If the thought of losing and regaining 643 feet or so elevation has little appeal and you decide to hike the Naches Loop instead, keep in mind you will be entering Mount Rainier National Park at this junction; dogs are not allowed inside the park. If you are hiking with your four-legged pal, continue on the Pacific Crest Trail or hike back to Chinook Pass the way you came.
Since Dewey Lakes was our goal we continued on the Pacific Crest Trail; just below the junction the trail enters the William O. Douglas Wilderness and drops down to the lakes. The lakes lie close together; the smaller lake at 5,131 feet, the larger lake at 5,130 feet. Either lake makes a great lunch spot or turnaround; we stopped at the little lake for a bite to eat. That big clunky mountain you see from the lakes is Seymour Peak.
If you want to extend the hike, continue on the Pacific Crest Trail as it contours above the larger lake. In late July there were still a few snow patches to negotiate near the lakes but as the trail pulled away from the lakes it was free of snow and in good condition, at least the first couple of miles or so from Dewey Lakes.
At 5,831 feet we passed a small tarn; we'd hoped to get to Anderson Lake though it was further away than we thought at the time. Given the marshy shore of the tarn and recently melted snow, we couldn't decide to classify this little body of water as a lake or a tarn (we finally settled on tarn). After passing the tarn, the trail steepened with gentle ups and downs with a few views across the valley that separated us from SR 410. As is often the case, Time was moving faster than we were so rather than hurry we turned around at a stream crossing (5,432 feet) resigned to retracing our steps and regaining elevation back to the junction with the Naches Loop Trail.
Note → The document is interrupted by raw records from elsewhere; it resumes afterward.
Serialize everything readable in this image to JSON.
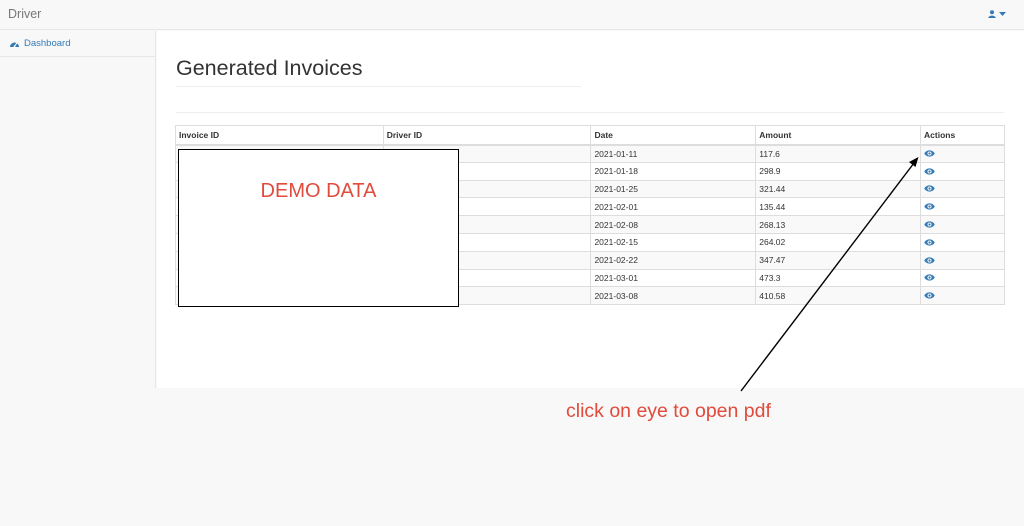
{
  "navbar": {
    "brand": "Driver",
    "user_icon": "user-icon",
    "caret_icon": "caret-down-icon"
  },
  "sidebar": {
    "items": [
      {
        "label": "Dashboard",
        "icon": "dashboard-icon"
      }
    ]
  },
  "main": {
    "title": "Generated Invoices",
    "table": {
      "columns": [
        "Invoice ID",
        "Driver ID",
        "Date",
        "Amount",
        "Actions"
      ],
      "rows": [
        {
          "invoice_id": "",
          "driver_id": "",
          "date": "2021-01-11",
          "amount": "117.6",
          "action_icon": "eye-icon"
        },
        {
          "invoice_id": "",
          "driver_id": "",
          "date": "2021-01-18",
          "amount": "298.9",
          "action_icon": "eye-icon"
        },
        {
          "invoice_id": "",
          "driver_id": "",
          "date": "2021-01-25",
          "amount": "321.44",
          "action_icon": "eye-icon"
        },
        {
          "invoice_id": "",
          "driver_id": "",
          "date": "2021-02-01",
          "amount": "135.44",
          "action_icon": "eye-icon"
        },
        {
          "invoice_id": "",
          "driver_id": "",
          "date": "2021-02-08",
          "amount": "268.13",
          "action_icon": "eye-icon"
        },
        {
          "invoice_id": "",
          "driver_id": "",
          "date": "2021-02-15",
          "amount": "264.02",
          "action_icon": "eye-icon"
        },
        {
          "invoice_id": "",
          "driver_id": "",
          "date": "2021-02-22",
          "amount": "347.47",
          "action_icon": "eye-icon"
        },
        {
          "invoice_id": "",
          "driver_id": "",
          "date": "2021-03-01",
          "amount": "473.3",
          "action_icon": "eye-icon"
        },
        {
          "invoice_id": "",
          "driver_id": "",
          "date": "2021-03-08",
          "amount": "410.58",
          "action_icon": "eye-icon"
        }
      ]
    }
  },
  "overlay": {
    "demo_label": "DEMO DATA",
    "annotation": "click on eye to open pdf"
  },
  "colors": {
    "link": "#337ab7",
    "annotation": "#e04b3c",
    "border": "#dddddd"
  }
}
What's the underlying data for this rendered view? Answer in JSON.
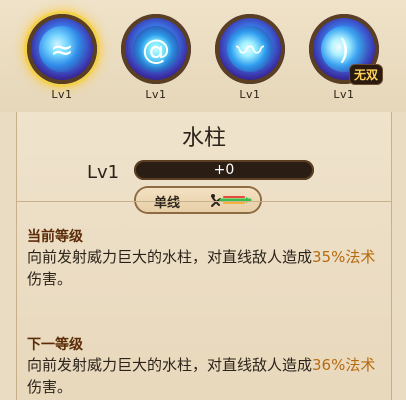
{
  "skills": [
    {
      "level_label": "Lv1",
      "icon": "water-swirl-icon",
      "selected": true
    },
    {
      "level_label": "Lv1",
      "icon": "vortex-icon",
      "selected": false
    },
    {
      "level_label": "Lv1",
      "icon": "wave-fish-icon",
      "selected": false
    },
    {
      "level_label": "Lv1",
      "icon": "bow-wave-icon",
      "selected": false,
      "badge": "无双"
    }
  ],
  "detail": {
    "title": "水柱",
    "level_label": "Lv1",
    "exp_text": "+0",
    "exp_fraction": 0.0,
    "type_label": "单线",
    "sections": [
      {
        "heading": "当前等级",
        "text_before": "向前发射威力巨大的水柱，对直线敌人造成",
        "highlight": "35%法术",
        "text_after": "伤害。"
      },
      {
        "heading": "下一等级",
        "text_before": "向前发射威力巨大的水柱，对直线敌人造成",
        "highlight": "36%法术",
        "text_after": "伤害。"
      }
    ]
  }
}
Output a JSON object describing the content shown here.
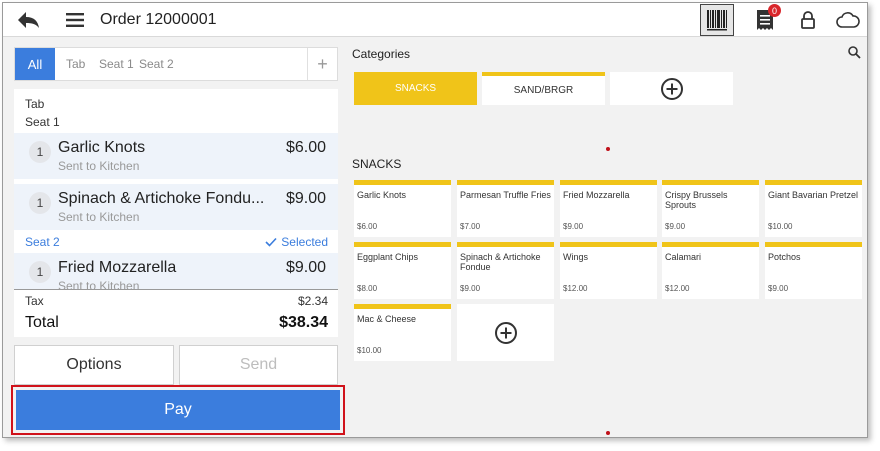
{
  "header": {
    "order_title": "Order 12000001",
    "notification_count": "0",
    "icons": [
      "back-arrow-icon",
      "menu-icon",
      "barcode-icon",
      "ticket-icon",
      "lock-icon",
      "cloud-icon"
    ]
  },
  "tabs": {
    "all": "All",
    "tab": "Tab",
    "seat1": "Seat 1",
    "seat2": "Seat 2",
    "add": "+"
  },
  "ticket": {
    "tab_label": "Tab",
    "seat1_label": "Seat 1",
    "seat2_label": "Seat 2",
    "selected_label": "Selected",
    "items": [
      {
        "qty": "1",
        "name": "Garlic Knots",
        "status": "Sent to Kitchen",
        "price": "$6.00"
      },
      {
        "qty": "1",
        "name": "Spinach & Artichoke Fondu...",
        "status": "Sent to Kitchen",
        "price": "$9.00"
      },
      {
        "qty": "1",
        "name": "Fried Mozzarella",
        "status": "Sent to Kitchen",
        "price": "$9.00"
      }
    ]
  },
  "totals": {
    "tax_label": "Tax",
    "tax_value": "$2.34",
    "total_label": "Total",
    "total_value": "$38.34"
  },
  "actions": {
    "options": "Options",
    "send": "Send",
    "pay": "Pay"
  },
  "categories": {
    "heading": "Categories",
    "items": [
      "SNACKS",
      "SAND/BRGR"
    ],
    "selected": "SNACKS"
  },
  "snacks": {
    "heading": "SNACKS",
    "items": [
      {
        "name": "Garlic Knots",
        "price": "$6.00"
      },
      {
        "name": "Parmesan Truffle Fries",
        "price": "$7.00"
      },
      {
        "name": "Fried Mozzarella",
        "price": "$9.00"
      },
      {
        "name": "Crispy Brussels Sprouts",
        "price": "$9.00"
      },
      {
        "name": "Giant Bavarian Pretzel",
        "price": "$10.00"
      },
      {
        "name": "Eggplant Chips",
        "price": "$8.00"
      },
      {
        "name": "Spinach & Artichoke Fondue",
        "price": "$9.00"
      },
      {
        "name": "Wings",
        "price": "$12.00"
      },
      {
        "name": "Calamari",
        "price": "$12.00"
      },
      {
        "name": "Potchos",
        "price": "$9.00"
      },
      {
        "name": "Mac & Cheese",
        "price": "$10.00"
      }
    ]
  },
  "colors": {
    "accent_blue": "#3b7ddd",
    "category_yellow": "#f0c419",
    "highlight_red": "#d0121b"
  }
}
As we retraced our steps we dreaded that elevation gain back to the Naches Loop but it went more easily than we imagined, so we rewarded ourselves by completing the Naches Loop trail rather than hike back the way we came. By staying on the Naches Loop (clockwise) we were hiking toward Mount Rainier rather than away from it and the views are wonderful, especially when mixed with more wildflower displays and pretty-as-a-picture tarns. A little past the junction the strange beauty of a tarn, more red than green with mineral-deposits puzzled us; that made for interesting photography.
As we continued on the loop we found more flowers in bloom including beargrass, phlox, hellebore with it's deeply-furrowed, swirled leaves, magenta Indian paintbrush, even avalanche and glacier lilies where snow had recently melted. The Naches Loop trail drops down to Tipsoo Lake - from there you can hike a short stretch of State Route 410 back to Chinook Pass or one of several (unmarked) trails that lead back to the pass. For us it's easier to hike back to Chinook Pass along State Route 410 - social trails have made a mishmash of trails near Tipsoo Lake. For a more detailed description of the Naches Loop Trail refer to the Naches Loop trail report.
Stats: Dewey Lakes from Chinook Pass (hiking clockwise) is 5.4 miles round trip. It is about 1,050 feet of total gain to and from the lakes without completing the loop. If you complete the Naches Loop in addition to Dewey Lakes it is about 5.5 miles round trip with 1,343 feet of elevation gain.
Getting there: From Enumclaw drive east on SR 410 to Chinook Pass, the trailhead for the Pacific Crest Trail (and the Naches Loop) is a little below the pass. A Pacific Northwest Forest Pass is required to park at the Pacific Crest Trailhead (you don't need a pass to park at Tipsoo Lake).
- Karen Sykes, Visit Rainier Hiking Expert